(Items from a dataset)
-- Opening Marker --

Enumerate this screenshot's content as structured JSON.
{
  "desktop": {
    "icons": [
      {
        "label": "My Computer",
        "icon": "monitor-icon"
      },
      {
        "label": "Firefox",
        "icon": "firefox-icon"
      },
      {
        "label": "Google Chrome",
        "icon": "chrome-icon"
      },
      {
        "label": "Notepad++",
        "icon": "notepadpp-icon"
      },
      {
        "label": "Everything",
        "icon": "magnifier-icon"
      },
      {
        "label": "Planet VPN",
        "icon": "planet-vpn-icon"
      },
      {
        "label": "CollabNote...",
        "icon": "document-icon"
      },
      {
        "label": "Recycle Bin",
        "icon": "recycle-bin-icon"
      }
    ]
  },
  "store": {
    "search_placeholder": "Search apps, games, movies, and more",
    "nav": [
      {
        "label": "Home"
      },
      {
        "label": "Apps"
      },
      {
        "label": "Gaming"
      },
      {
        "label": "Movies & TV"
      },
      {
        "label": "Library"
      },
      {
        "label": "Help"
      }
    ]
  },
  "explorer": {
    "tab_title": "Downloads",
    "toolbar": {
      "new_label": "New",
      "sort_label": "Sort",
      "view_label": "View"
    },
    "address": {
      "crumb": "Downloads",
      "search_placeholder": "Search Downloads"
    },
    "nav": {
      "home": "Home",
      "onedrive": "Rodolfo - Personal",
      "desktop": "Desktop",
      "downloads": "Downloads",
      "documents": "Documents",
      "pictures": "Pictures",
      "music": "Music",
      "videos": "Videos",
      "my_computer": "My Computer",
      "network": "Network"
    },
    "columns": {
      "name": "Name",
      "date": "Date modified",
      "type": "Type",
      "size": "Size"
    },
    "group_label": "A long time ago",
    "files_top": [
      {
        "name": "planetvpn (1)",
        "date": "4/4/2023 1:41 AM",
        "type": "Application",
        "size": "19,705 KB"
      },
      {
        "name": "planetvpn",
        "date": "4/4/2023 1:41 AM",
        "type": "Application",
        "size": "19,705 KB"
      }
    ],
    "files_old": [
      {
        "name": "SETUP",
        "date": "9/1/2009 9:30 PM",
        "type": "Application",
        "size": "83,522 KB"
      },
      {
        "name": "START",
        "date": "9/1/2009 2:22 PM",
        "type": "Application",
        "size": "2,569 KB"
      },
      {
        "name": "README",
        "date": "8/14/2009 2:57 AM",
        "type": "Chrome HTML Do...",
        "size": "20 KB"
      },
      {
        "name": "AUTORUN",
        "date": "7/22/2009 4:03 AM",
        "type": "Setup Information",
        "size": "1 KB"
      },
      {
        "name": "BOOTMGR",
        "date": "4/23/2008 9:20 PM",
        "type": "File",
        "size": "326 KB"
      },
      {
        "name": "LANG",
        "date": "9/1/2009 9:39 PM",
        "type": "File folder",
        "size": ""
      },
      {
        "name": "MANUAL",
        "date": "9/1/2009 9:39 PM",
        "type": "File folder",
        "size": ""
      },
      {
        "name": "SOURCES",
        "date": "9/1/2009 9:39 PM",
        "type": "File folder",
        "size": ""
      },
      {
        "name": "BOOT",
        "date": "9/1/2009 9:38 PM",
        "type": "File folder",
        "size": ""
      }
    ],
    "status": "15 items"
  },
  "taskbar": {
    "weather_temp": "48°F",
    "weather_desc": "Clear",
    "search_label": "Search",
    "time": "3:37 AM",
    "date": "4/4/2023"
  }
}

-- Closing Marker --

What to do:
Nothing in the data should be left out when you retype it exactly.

Your response:
Enumerate this screenshot's content as structured JSON.
{
  "desktop": {
    "icons": [
      {
        "label": "My Computer",
        "icon": "monitor-icon"
      },
      {
        "label": "Firefox",
        "icon": "firefox-icon"
      },
      {
        "label": "Google Chrome",
        "icon": "chrome-icon"
      },
      {
        "label": "Notepad++",
        "icon": "notepadpp-icon"
      },
      {
        "label": "Everything",
        "icon": "magnifier-icon"
      },
      {
        "label": "Planet VPN",
        "icon": "planet-vpn-icon"
      },
      {
        "label": "CollabNote...",
        "icon": "document-icon"
      },
      {
        "label": "Recycle Bin",
        "icon": "recycle-bin-icon"
      }
    ]
  },
  "store": {
    "search_placeholder": "Search apps, games, movies, and more",
    "nav": [
      {
        "label": "Home"
      },
      {
        "label": "Apps"
      },
      {
        "label": "Gaming"
      },
      {
        "label": "Movies & TV"
      },
      {
        "label": "Library"
      },
      {
        "label": "Help"
      }
    ]
  },
  "explorer": {
    "tab_title": "Downloads",
    "toolbar": {
      "new_label": "New",
      "sort_label": "Sort",
      "view_label": "View"
    },
    "address": {
      "crumb": "Downloads",
      "search_placeholder": "Search Downloads"
    },
    "nav": {
      "home": "Home",
      "onedrive": "Rodolfo - Personal",
      "desktop": "Desktop",
      "downloads": "Downloads",
      "documents": "Documents",
      "pictures": "Pictures",
      "music": "Music",
      "videos": "Videos",
      "my_computer": "My Computer",
      "network": "Network"
    },
    "columns": {
      "name": "Name",
      "date": "Date modified",
      "type": "Type",
      "size": "Size"
    },
    "group_label": "A long time ago",
    "files_top": [
      {
        "name": "planetvpn (1)",
        "date": "4/4/2023 1:41 AM",
        "type": "Application",
        "size": "19,705 KB"
      },
      {
        "name": "planetvpn",
        "date": "4/4/2023 1:41 AM",
        "type": "Application",
        "size": "19,705 KB"
      }
    ],
    "files_old": [
      {
        "name": "SETUP",
        "date": "9/1/2009 9:30 PM",
        "type": "Application",
        "size": "83,522 KB"
      },
      {
        "name": "START",
        "date": "9/1/2009 2:22 PM",
        "type": "Application",
        "size": "2,569 KB"
      },
      {
        "name": "README",
        "date": "8/14/2009 2:57 AM",
        "type": "Chrome HTML Do...",
        "size": "20 KB"
      },
      {
        "name": "AUTORUN",
        "date": "7/22/2009 4:03 AM",
        "type": "Setup Information",
        "size": "1 KB"
      },
      {
        "name": "BOOTMGR",
        "date": "4/23/2008 9:20 PM",
        "type": "File",
        "size": "326 KB"
      },
      {
        "name": "LANG",
        "date": "9/1/2009 9:39 PM",
        "type": "File folder",
        "size": ""
      },
      {
        "name": "MANUAL",
        "date": "9/1/2009 9:39 PM",
        "type": "File folder",
        "size": ""
      },
      {
        "name": "SOURCES",
        "date": "9/1/2009 9:39 PM",
        "type": "File folder",
        "size": ""
      },
      {
        "name": "BOOT",
        "date": "9/1/2009 9:38 PM",
        "type": "File folder",
        "size": ""
      }
    ],
    "status": "15 items"
  },
  "taskbar": {
    "weather_temp": "48°F",
    "weather_desc": "Clear",
    "search_label": "Search",
    "time": "3:37 AM",
    "date": "4/4/2023"
  }
}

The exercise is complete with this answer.